→ Task directions
When copying the entries below, leave out every picture and keep the rest exact.

BEGIN Supplied entries

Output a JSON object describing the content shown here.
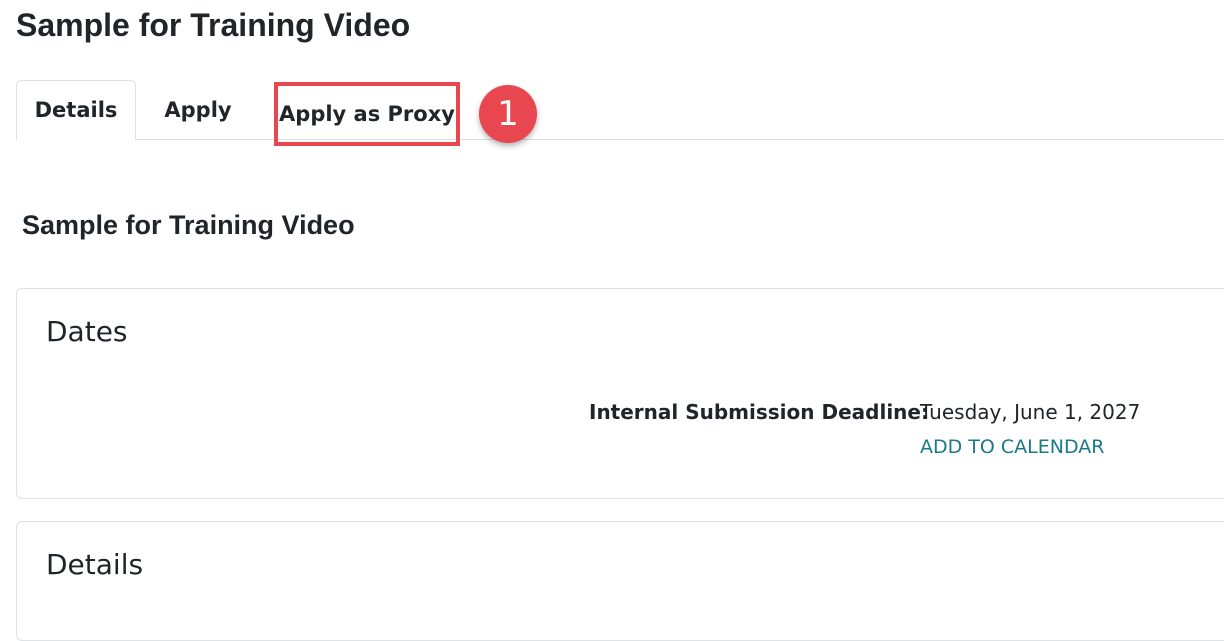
{
  "page": {
    "title": "Sample for Training Video"
  },
  "tabs": [
    {
      "label": "Details"
    },
    {
      "label": "Apply"
    },
    {
      "label": "Apply as Proxy"
    }
  ],
  "callout": {
    "number": "1",
    "color": "#e8474f"
  },
  "content": {
    "subtitle": "Sample for Training Video",
    "dates": {
      "heading": "Dates",
      "deadline_label": "Internal Submission Deadline:",
      "deadline_value": "Tuesday, June 1, 2027",
      "calendar_link": "ADD TO CALENDAR"
    },
    "details": {
      "heading": "Details"
    }
  },
  "colors": {
    "link": "#1a7a8a",
    "highlight": "#e8474f"
  }
}
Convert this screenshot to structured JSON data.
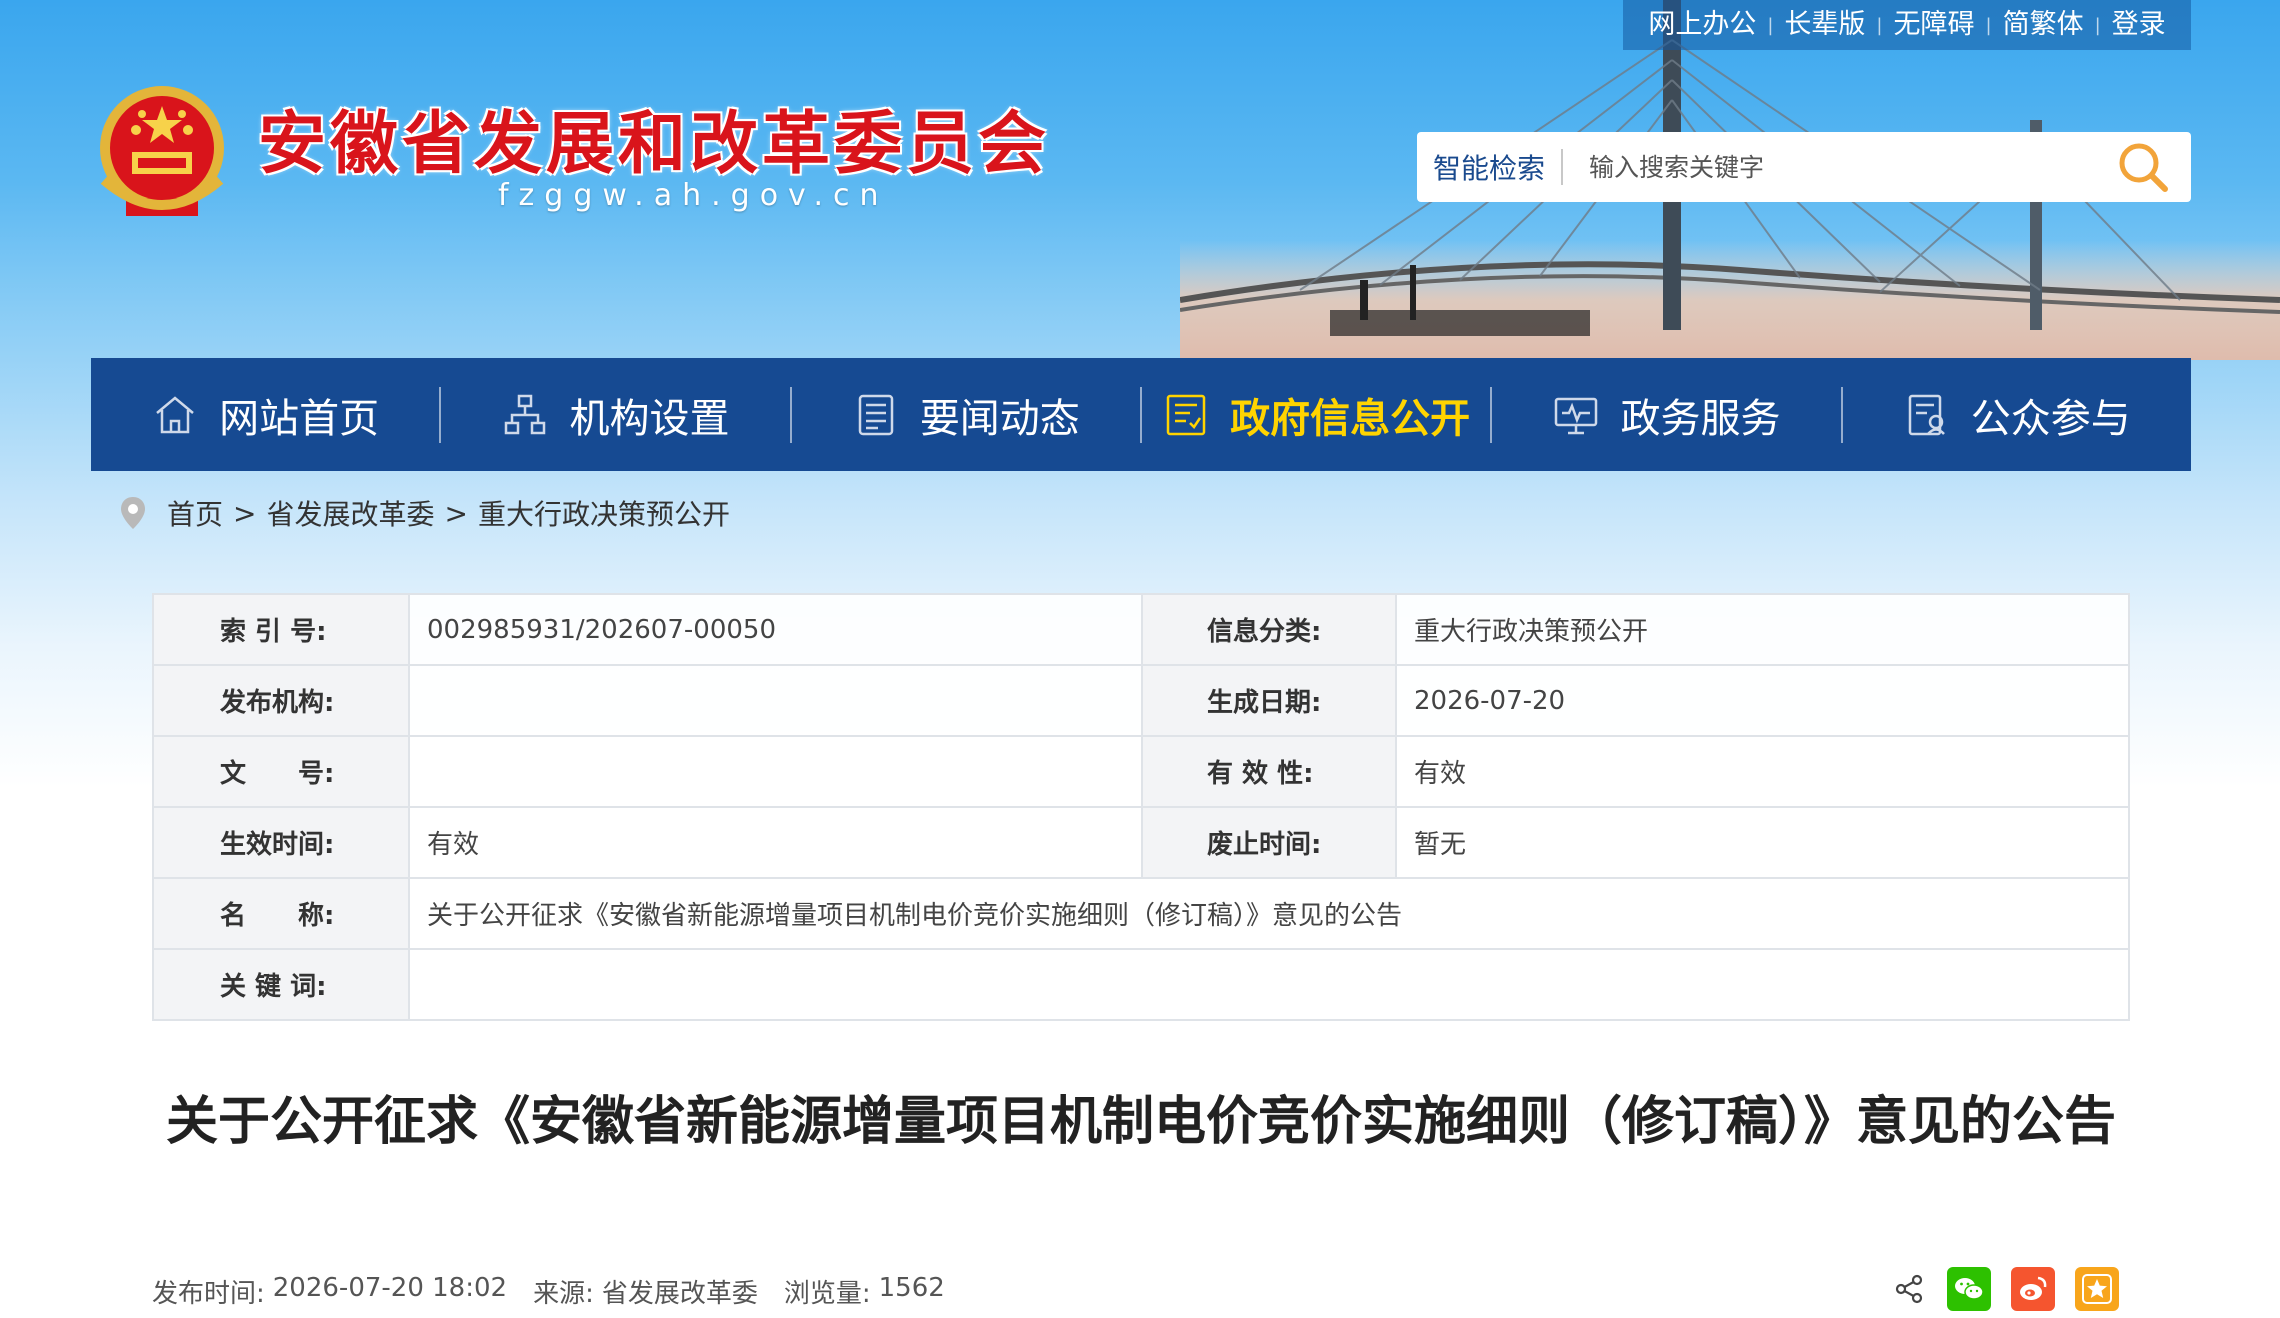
{
  "topbar": {
    "links": [
      "网上办公",
      "长辈版",
      "无障碍",
      "简繁体",
      "登录"
    ]
  },
  "header": {
    "title": "安徽省发展和改革委员会",
    "domain": "fzggw.ah.gov.cn",
    "title_color": "#d9141b"
  },
  "search": {
    "label": "智能检索",
    "placeholder": "输入搜索关键字",
    "icon": "search-icon",
    "icon_color": "#f2a43a"
  },
  "nav": {
    "background": "#164a92",
    "active_color": "#ffd400",
    "items": [
      {
        "label": "网站首页",
        "icon": "home-icon"
      },
      {
        "label": "机构设置",
        "icon": "org-chart-icon"
      },
      {
        "label": "要闻动态",
        "icon": "news-icon"
      },
      {
        "label": "政府信息公开",
        "icon": "document-icon",
        "active": true
      },
      {
        "label": "政务服务",
        "icon": "monitor-icon"
      },
      {
        "label": "公众参与",
        "icon": "participation-icon"
      }
    ]
  },
  "breadcrumb": {
    "icon": "location-pin-icon",
    "items": [
      "首页",
      "省发展改革委",
      "重大行政决策预公开"
    ],
    "separator": ">"
  },
  "meta": {
    "rows": [
      {
        "k1": "索 引 号:",
        "v1": "002985931/202607-00050",
        "k2": "信息分类:",
        "v2": "重大行政决策预公开"
      },
      {
        "k1": "发布机构:",
        "v1": "",
        "k2": "生成日期:",
        "v2": "2026-07-20"
      },
      {
        "k1": "文　　号:",
        "v1": "",
        "k2": "有 效 性:",
        "v2": "有效"
      },
      {
        "k1": "生效时间:",
        "v1": "有效",
        "k2": "废止时间:",
        "v2": "暂无"
      }
    ],
    "name_label": "名　　称:",
    "name_value": "关于公开征求《安徽省新能源增量项目机制电价竞价实施细则（修订稿）》意见的公告",
    "keyword_label": "关 键 词:",
    "keyword_value": ""
  },
  "article": {
    "title": "关于公开征求《安徽省新能源增量项目机制电价竞价实施细则（修订稿）》意见的公告",
    "publish_label": "发布时间:",
    "publish_time": "2026-07-20 18:02",
    "source_label": "来源:",
    "source": "省发展改革委",
    "views_label": "浏览量:",
    "views": "1562"
  },
  "share": {
    "icons": [
      "share-icon",
      "wechat-icon",
      "weibo-icon",
      "favorite-icon"
    ],
    "colors": {
      "wechat": "#2dc100",
      "weibo": "#f5552f",
      "favorite": "#f8a51b"
    }
  }
}
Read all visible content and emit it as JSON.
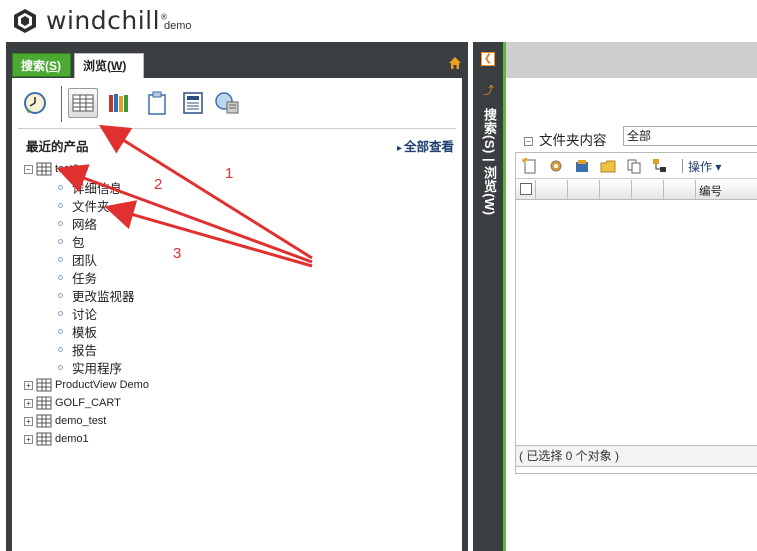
{
  "header": {
    "logo_text": "windchill",
    "logo_tm": "®",
    "user": "demo"
  },
  "nav": {
    "tabs": [
      {
        "label": "搜索(",
        "key": "S",
        "suffix": ")"
      },
      {
        "label": "浏览(",
        "key": "W",
        "suffix": ")"
      }
    ],
    "toolbar_icons": [
      "recent-clock-icon",
      "products-icon",
      "libraries-icon",
      "clipboard-icon",
      "calculator-icon",
      "sites-icon"
    ],
    "section_title": "最近的产品",
    "view_all": "全部查看",
    "tree": [
      {
        "name": "test2",
        "expanded": true,
        "children": [
          "详细信息",
          "文件夹",
          "网络",
          "包",
          "团队",
          "任务",
          "更改监视器",
          "讨论",
          "模板",
          "报告",
          "实用程序"
        ]
      },
      {
        "name": "ProductView Demo",
        "expanded": false
      },
      {
        "name": "GOLF_CART",
        "expanded": false
      },
      {
        "name": "demo_test",
        "expanded": false
      },
      {
        "name": "demo1",
        "expanded": false
      }
    ]
  },
  "vbar": {
    "text": "搜索(S) | 浏览(W)"
  },
  "right": {
    "title": "文件夹内容",
    "select_value": "全部",
    "actions_label": "操作",
    "column_label": "编号",
    "footer": "( 已选择 0 个对象 )"
  },
  "annotations": [
    "1",
    "2",
    "3"
  ],
  "colors": {
    "accent_green": "#4caa32",
    "dark_panel": "#3a3e40",
    "annotation_red": "#e03030"
  }
}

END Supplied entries

→ Your solution
Output a JSON object describing the content shown here.
{
  "page": {
    "title": "Sample for Training Video"
  },
  "tabs": [
    {
      "label": "Details"
    },
    {
      "label": "Apply"
    },
    {
      "label": "Apply as Proxy"
    }
  ],
  "callout": {
    "number": "1",
    "color": "#e8474f"
  },
  "content": {
    "subtitle": "Sample for Training Video",
    "dates": {
      "heading": "Dates",
      "deadline_label": "Internal Submission Deadline:",
      "deadline_value": "Tuesday, June 1, 2027",
      "calendar_link": "ADD TO CALENDAR"
    },
    "details": {
      "heading": "Details"
    }
  },
  "colors": {
    "link": "#1a7a8a",
    "highlight": "#e8474f"
  }
}
Convert this screenshot to structured JSON data.
{
  "topbar": {
    "links": [
      "网上办公",
      "长辈版",
      "无障碍",
      "简繁体",
      "登录"
    ]
  },
  "header": {
    "title": "安徽省发展和改革委员会",
    "domain": "fzggw.ah.gov.cn",
    "title_color": "#d9141b"
  },
  "search": {
    "label": "智能检索",
    "placeholder": "输入搜索关键字",
    "icon": "search-icon",
    "icon_color": "#f2a43a"
  },
  "nav": {
    "background": "#164a92",
    "active_color": "#ffd400",
    "items": [
      {
        "label": "网站首页",
        "icon": "home-icon"
      },
      {
        "label": "机构设置",
        "icon": "org-chart-icon"
      },
      {
        "label": "要闻动态",
        "icon": "news-icon"
      },
      {
        "label": "政府信息公开",
        "icon": "document-icon",
        "active": true
      },
      {
        "label": "政务服务",
        "icon": "monitor-icon"
      },
      {
        "label": "公众参与",
        "icon": "participation-icon"
      }
    ]
  },
  "breadcrumb": {
    "icon": "location-pin-icon",
    "items": [
      "首页",
      "省发展改革委",
      "重大行政决策预公开"
    ],
    "separator": ">"
  },
  "meta": {
    "rows": [
      {
        "k1": "索 引 号:",
        "v1": "002985931/202607-00050",
        "k2": "信息分类:",
        "v2": "重大行政决策预公开"
      },
      {
        "k1": "发布机构:",
        "v1": "",
        "k2": "生成日期:",
        "v2": "2026-07-20"
      },
      {
        "k1": "文　　号:",
        "v1": "",
        "k2": "有 效 性:",
        "v2": "有效"
      },
      {
        "k1": "生效时间:",
        "v1": "有效",
        "k2": "废止时间:",
        "v2": "暂无"
      }
    ],
    "name_label": "名　　称:",
    "name_value": "关于公开征求《安徽省新能源增量项目机制电价竞价实施细则（修订稿）》意见的公告",
    "keyword_label": "关 键 词:",
    "keyword_value": ""
  },
  "article": {
    "title": "关于公开征求《安徽省新能源增量项目机制电价竞价实施细则（修订稿）》意见的公告",
    "publish_label": "发布时间:",
    "publish_time": "2026-07-20 18:02",
    "source_label": "来源:",
    "source": "省发展改革委",
    "views_label": "浏览量:",
    "views": "1562"
  },
  "share": {
    "icons": [
      "share-icon",
      "wechat-icon",
      "weibo-icon",
      "favorite-icon"
    ],
    "colors": {
      "wechat": "#2dc100",
      "weibo": "#f5552f",
      "favorite": "#f8a51b"
    }
  }
}
Read all visible content and emit it as JSON.
{
  "header": {
    "logo_text": "windchill",
    "logo_tm": "®",
    "user": "demo"
  },
  "nav": {
    "tabs": [
      {
        "label": "搜索(",
        "key": "S",
        "suffix": ")"
      },
      {
        "label": "浏览(",
        "key": "W",
        "suffix": ")"
      }
    ],
    "toolbar_icons": [
      "recent-clock-icon",
      "products-icon",
      "libraries-icon",
      "clipboard-icon",
      "calculator-icon",
      "sites-icon"
    ],
    "section_title": "最近的产品",
    "view_all": "全部查看",
    "tree": [
      {
        "name": "test2",
        "expanded": true,
        "children": [
          "详细信息",
          "文件夹",
          "网络",
          "包",
          "团队",
          "任务",
          "更改监视器",
          "讨论",
          "模板",
          "报告",
          "实用程序"
        ]
      },
      {
        "name": "ProductView Demo",
        "expanded": false
      },
      {
        "name": "GOLF_CART",
        "expanded": false
      },
      {
        "name": "demo_test",
        "expanded": false
      },
      {
        "name": "demo1",
        "expanded": false
      }
    ]
  },
  "vbar": {
    "text": "搜索(S) | 浏览(W)"
  },
  "right": {
    "title": "文件夹内容",
    "select_value": "全部",
    "actions_label": "操作",
    "column_label": "编号",
    "footer": "( 已选择 0 个对象 )"
  },
  "annotations": [
    "1",
    "2",
    "3"
  ],
  "colors": {
    "accent_green": "#4caa32",
    "dark_panel": "#3a3e40",
    "annotation_red": "#e03030"
  }
}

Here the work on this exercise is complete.